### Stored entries
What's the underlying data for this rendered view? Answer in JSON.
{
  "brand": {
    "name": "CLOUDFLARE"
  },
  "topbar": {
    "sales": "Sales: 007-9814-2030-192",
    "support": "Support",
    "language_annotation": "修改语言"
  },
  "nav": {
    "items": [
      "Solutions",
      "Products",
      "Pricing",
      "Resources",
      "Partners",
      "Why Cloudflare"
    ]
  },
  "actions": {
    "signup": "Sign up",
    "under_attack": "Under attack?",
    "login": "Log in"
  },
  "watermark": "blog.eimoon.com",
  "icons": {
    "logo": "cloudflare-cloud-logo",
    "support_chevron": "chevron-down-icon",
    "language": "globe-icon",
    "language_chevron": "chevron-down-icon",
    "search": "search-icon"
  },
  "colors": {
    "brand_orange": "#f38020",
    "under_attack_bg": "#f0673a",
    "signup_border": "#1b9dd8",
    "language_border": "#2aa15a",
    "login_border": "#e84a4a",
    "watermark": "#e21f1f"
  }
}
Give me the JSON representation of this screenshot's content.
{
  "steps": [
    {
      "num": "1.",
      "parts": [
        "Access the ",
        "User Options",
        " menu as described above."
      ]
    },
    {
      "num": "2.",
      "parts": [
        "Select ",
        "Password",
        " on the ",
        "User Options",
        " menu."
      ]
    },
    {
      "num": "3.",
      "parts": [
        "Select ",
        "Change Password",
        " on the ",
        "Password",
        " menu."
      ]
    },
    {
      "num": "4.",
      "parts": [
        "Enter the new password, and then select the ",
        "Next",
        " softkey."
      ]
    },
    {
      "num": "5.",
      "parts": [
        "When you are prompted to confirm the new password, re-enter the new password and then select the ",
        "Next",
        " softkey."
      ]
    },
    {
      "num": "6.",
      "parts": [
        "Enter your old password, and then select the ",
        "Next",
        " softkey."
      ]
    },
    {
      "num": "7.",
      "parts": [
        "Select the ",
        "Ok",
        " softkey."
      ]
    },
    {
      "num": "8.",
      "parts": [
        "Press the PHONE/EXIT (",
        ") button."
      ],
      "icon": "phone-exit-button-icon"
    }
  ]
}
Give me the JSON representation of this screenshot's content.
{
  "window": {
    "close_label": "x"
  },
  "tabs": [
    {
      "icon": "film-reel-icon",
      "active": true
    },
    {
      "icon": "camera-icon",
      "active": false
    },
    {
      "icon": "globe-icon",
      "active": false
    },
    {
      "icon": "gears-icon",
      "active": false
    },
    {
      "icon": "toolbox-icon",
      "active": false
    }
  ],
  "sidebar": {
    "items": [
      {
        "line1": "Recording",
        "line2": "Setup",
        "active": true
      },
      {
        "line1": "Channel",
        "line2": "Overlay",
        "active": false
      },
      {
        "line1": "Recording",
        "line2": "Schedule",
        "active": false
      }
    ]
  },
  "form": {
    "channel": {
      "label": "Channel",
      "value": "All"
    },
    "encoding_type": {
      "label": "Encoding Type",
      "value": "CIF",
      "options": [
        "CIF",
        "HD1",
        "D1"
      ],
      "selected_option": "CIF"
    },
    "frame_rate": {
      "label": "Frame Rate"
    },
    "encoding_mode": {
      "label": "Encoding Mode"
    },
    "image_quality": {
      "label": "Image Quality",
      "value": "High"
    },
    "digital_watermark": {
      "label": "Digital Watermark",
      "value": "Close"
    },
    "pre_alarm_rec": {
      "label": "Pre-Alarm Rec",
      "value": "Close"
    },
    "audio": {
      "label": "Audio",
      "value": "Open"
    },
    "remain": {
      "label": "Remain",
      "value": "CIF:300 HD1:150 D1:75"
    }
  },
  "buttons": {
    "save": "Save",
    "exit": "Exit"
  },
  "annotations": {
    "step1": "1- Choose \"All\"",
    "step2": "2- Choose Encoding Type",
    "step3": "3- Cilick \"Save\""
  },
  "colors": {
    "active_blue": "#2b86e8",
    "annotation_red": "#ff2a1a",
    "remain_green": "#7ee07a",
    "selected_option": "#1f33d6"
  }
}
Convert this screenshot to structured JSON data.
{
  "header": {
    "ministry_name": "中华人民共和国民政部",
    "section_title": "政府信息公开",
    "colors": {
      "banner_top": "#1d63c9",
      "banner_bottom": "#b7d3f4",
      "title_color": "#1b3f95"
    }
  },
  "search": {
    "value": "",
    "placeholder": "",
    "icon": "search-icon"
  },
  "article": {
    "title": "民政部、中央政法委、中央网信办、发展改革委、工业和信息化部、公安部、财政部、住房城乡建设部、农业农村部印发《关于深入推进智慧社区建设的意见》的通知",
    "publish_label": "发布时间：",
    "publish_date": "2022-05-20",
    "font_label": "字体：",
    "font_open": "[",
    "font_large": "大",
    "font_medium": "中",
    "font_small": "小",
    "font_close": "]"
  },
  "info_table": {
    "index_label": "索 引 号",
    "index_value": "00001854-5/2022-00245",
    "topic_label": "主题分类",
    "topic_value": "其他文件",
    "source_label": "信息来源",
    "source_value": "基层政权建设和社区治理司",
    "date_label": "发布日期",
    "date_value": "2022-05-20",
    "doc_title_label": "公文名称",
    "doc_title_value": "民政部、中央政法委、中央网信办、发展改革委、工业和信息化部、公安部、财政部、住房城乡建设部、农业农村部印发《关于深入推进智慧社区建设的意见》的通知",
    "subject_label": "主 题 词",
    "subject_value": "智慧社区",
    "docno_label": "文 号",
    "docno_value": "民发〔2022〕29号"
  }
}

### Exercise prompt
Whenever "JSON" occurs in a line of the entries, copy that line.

### Result for this task
What's the underlying data for this rendered view? Answer in JSON.
Give me the JSON representation of this screenshot's content.
Give me the JSON representation of this screenshot's content.
Convert this screenshot to structured JSON data.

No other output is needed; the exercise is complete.